* _TASK INSTRUCTIONS_
Word for word, print every entry below.

* _DATA FOR REVIEW_
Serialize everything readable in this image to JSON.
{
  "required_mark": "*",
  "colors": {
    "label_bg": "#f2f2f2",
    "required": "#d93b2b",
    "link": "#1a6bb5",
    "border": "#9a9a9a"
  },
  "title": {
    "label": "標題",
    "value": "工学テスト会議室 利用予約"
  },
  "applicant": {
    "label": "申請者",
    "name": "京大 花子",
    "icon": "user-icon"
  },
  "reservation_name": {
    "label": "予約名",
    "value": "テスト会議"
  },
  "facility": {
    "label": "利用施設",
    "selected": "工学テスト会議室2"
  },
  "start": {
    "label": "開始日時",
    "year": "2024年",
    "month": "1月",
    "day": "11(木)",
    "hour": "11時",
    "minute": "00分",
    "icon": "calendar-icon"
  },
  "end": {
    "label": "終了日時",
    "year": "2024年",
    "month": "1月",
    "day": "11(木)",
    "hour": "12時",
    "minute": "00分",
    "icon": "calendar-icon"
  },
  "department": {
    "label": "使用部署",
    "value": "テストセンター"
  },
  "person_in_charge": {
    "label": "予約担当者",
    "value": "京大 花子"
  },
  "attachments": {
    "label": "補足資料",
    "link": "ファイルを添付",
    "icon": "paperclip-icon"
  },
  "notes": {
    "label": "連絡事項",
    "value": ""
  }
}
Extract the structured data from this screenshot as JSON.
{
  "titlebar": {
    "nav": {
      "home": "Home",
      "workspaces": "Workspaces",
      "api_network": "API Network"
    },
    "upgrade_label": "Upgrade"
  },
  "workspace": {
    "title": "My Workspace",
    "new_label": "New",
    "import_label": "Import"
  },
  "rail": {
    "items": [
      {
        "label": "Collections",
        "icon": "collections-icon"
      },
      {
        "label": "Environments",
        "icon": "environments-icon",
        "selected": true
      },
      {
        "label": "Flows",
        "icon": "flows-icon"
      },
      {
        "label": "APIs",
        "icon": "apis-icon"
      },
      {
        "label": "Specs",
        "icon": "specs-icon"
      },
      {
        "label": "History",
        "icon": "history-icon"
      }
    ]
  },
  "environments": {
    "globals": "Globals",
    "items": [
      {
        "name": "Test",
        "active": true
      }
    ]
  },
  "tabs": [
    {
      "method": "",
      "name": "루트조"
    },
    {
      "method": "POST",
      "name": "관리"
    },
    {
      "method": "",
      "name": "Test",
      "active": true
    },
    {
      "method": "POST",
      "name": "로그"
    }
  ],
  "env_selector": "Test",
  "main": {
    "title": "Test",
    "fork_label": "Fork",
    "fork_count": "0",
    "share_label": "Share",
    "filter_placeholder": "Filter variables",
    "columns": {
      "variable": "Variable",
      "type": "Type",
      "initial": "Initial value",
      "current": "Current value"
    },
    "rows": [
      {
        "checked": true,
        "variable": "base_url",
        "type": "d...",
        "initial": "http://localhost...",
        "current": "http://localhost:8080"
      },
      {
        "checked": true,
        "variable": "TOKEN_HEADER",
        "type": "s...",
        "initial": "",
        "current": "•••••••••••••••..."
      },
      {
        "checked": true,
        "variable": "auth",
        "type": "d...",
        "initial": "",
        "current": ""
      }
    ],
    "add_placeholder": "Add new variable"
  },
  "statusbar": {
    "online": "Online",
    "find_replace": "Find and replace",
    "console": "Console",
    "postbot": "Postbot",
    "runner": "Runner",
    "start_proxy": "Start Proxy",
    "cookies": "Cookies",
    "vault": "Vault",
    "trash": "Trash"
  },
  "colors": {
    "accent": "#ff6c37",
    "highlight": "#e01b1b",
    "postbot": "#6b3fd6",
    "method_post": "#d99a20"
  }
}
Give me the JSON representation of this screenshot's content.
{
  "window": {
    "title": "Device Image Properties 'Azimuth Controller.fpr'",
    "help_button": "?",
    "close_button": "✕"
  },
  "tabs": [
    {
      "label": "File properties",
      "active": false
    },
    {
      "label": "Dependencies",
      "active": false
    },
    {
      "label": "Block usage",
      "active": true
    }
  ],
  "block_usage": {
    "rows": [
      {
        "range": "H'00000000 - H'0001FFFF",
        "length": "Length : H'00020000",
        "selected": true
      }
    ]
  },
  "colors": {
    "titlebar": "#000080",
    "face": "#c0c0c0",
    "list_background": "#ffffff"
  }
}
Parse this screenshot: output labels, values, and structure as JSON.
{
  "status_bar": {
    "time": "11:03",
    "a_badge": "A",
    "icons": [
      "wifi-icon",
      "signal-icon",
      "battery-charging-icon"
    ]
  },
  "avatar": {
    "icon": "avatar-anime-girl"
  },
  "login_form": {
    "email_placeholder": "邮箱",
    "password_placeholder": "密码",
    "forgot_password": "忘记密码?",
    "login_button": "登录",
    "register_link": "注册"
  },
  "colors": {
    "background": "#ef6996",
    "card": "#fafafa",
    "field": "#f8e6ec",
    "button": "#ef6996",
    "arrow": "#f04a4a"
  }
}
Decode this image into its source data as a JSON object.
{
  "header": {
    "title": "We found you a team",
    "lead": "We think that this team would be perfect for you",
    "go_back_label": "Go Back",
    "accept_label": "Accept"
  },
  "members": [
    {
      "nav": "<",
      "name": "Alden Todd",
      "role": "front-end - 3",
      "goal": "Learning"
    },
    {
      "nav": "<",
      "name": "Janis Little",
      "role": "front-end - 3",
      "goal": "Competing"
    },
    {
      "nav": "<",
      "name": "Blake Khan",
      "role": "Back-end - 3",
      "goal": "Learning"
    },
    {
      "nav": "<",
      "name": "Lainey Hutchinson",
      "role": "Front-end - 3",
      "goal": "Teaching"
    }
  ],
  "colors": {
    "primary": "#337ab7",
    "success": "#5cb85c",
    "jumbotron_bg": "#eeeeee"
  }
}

* _RESULT OF THE EXERCISE_
Serialize everything readable in this image to JSON.
{
  "required_mark": "*",
  "colors": {
    "label_bg": "#f2f2f2",
    "required": "#d93b2b",
    "link": "#1a6bb5",
    "border": "#9a9a9a"
  },
  "title": {
    "label": "標題",
    "value": "工学テスト会議室 利用予約"
  },
  "applicant": {
    "label": "申請者",
    "name": "京大 花子",
    "icon": "user-icon"
  },
  "reservation_name": {
    "label": "予約名",
    "value": "テスト会議"
  },
  "facility": {
    "label": "利用施設",
    "selected": "工学テスト会議室2"
  },
  "start": {
    "label": "開始日時",
    "year": "2024年",
    "month": "1月",
    "day": "11(木)",
    "hour": "11時",
    "minute": "00分",
    "icon": "calendar-icon"
  },
  "end": {
    "label": "終了日時",
    "year": "2024年",
    "month": "1月",
    "day": "11(木)",
    "hour": "12時",
    "minute": "00分",
    "icon": "calendar-icon"
  },
  "department": {
    "label": "使用部署",
    "value": "テストセンター"
  },
  "person_in_charge": {
    "label": "予約担当者",
    "value": "京大 花子"
  },
  "attachments": {
    "label": "補足資料",
    "link": "ファイルを添付",
    "icon": "paperclip-icon"
  },
  "notes": {
    "label": "連絡事項",
    "value": ""
  }
}
Extract the structured data from this screenshot as JSON.
{
  "titlebar": {
    "nav": {
      "home": "Home",
      "workspaces": "Workspaces",
      "api_network": "API Network"
    },
    "upgrade_label": "Upgrade"
  },
  "workspace": {
    "title": "My Workspace",
    "new_label": "New",
    "import_label": "Import"
  },
  "rail": {
    "items": [
      {
        "label": "Collections",
        "icon": "collections-icon"
      },
      {
        "label": "Environments",
        "icon": "environments-icon",
        "selected": true
      },
      {
        "label": "Flows",
        "icon": "flows-icon"
      },
      {
        "label": "APIs",
        "icon": "apis-icon"
      },
      {
        "label": "Specs",
        "icon": "specs-icon"
      },
      {
        "label": "History",
        "icon": "history-icon"
      }
    ]
  },
  "environments": {
    "globals": "Globals",
    "items": [
      {
        "name": "Test",
        "active": true
      }
    ]
  },
  "tabs": [
    {
      "method": "",
      "name": "루트조"
    },
    {
      "method": "POST",
      "name": "관리"
    },
    {
      "method": "",
      "name": "Test",
      "active": true
    },
    {
      "method": "POST",
      "name": "로그"
    }
  ],
  "env_selector": "Test",
  "main": {
    "title": "Test",
    "fork_label": "Fork",
    "fork_count": "0",
    "share_label": "Share",
    "filter_placeholder": "Filter variables",
    "columns": {
      "variable": "Variable",
      "type": "Type",
      "initial": "Initial value",
      "current": "Current value"
    },
    "rows": [
      {
        "checked": true,
        "variable": "base_url",
        "type": "d...",
        "initial": "http://localhost...",
        "current": "http://localhost:8080"
      },
      {
        "checked": true,
        "variable": "TOKEN_HEADER",
        "type": "s...",
        "initial": "",
        "current": "•••••••••••••••..."
      },
      {
        "checked": true,
        "variable": "auth",
        "type": "d...",
        "initial": "",
        "current": ""
      }
    ],
    "add_placeholder": "Add new variable"
  },
  "statusbar": {
    "online": "Online",
    "find_replace": "Find and replace",
    "console": "Console",
    "postbot": "Postbot",
    "runner": "Runner",
    "start_proxy": "Start Proxy",
    "cookies": "Cookies",
    "vault": "Vault",
    "trash": "Trash"
  },
  "colors": {
    "accent": "#ff6c37",
    "highlight": "#e01b1b",
    "postbot": "#6b3fd6",
    "method_post": "#d99a20"
  }
}
Give me the JSON representation of this screenshot's content.
{
  "window": {
    "title": "Device Image Properties 'Azimuth Controller.fpr'",
    "help_button": "?",
    "close_button": "✕"
  },
  "tabs": [
    {
      "label": "File properties",
      "active": false
    },
    {
      "label": "Dependencies",
      "active": false
    },
    {
      "label": "Block usage",
      "active": true
    }
  ],
  "block_usage": {
    "rows": [
      {
        "range": "H'00000000 - H'0001FFFF",
        "length": "Length : H'00020000",
        "selected": true
      }
    ]
  },
  "colors": {
    "titlebar": "#000080",
    "face": "#c0c0c0",
    "list_background": "#ffffff"
  }
}
Parse this screenshot: output labels, values, and structure as JSON.
{
  "status_bar": {
    "time": "11:03",
    "a_badge": "A",
    "icons": [
      "wifi-icon",
      "signal-icon",
      "battery-charging-icon"
    ]
  },
  "avatar": {
    "icon": "avatar-anime-girl"
  },
  "login_form": {
    "email_placeholder": "邮箱",
    "password_placeholder": "密码",
    "forgot_password": "忘记密码?",
    "login_button": "登录",
    "register_link": "注册"
  },
  "colors": {
    "background": "#ef6996",
    "card": "#fafafa",
    "field": "#f8e6ec",
    "button": "#ef6996",
    "arrow": "#f04a4a"
  }
}
Decode this image into its source data as a JSON object.
{
  "header": {
    "title": "We found you a team",
    "lead": "We think that this team would be perfect for you",
    "go_back_label": "Go Back",
    "accept_label": "Accept"
  },
  "members": [
    {
      "nav": "<",
      "name": "Alden Todd",
      "role": "front-end - 3",
      "goal": "Learning"
    },
    {
      "nav": "<",
      "name": "Janis Little",
      "role": "front-end - 3",
      "goal": "Competing"
    },
    {
      "nav": "<",
      "name": "Blake Khan",
      "role": "Back-end - 3",
      "goal": "Learning"
    },
    {
      "nav": "<",
      "name": "Lainey Hutchinson",
      "role": "Front-end - 3",
      "goal": "Teaching"
    }
  ],
  "colors": {
    "primary": "#337ab7",
    "success": "#5cb85c",
    "jumbotron_bg": "#eeeeee"
  }
}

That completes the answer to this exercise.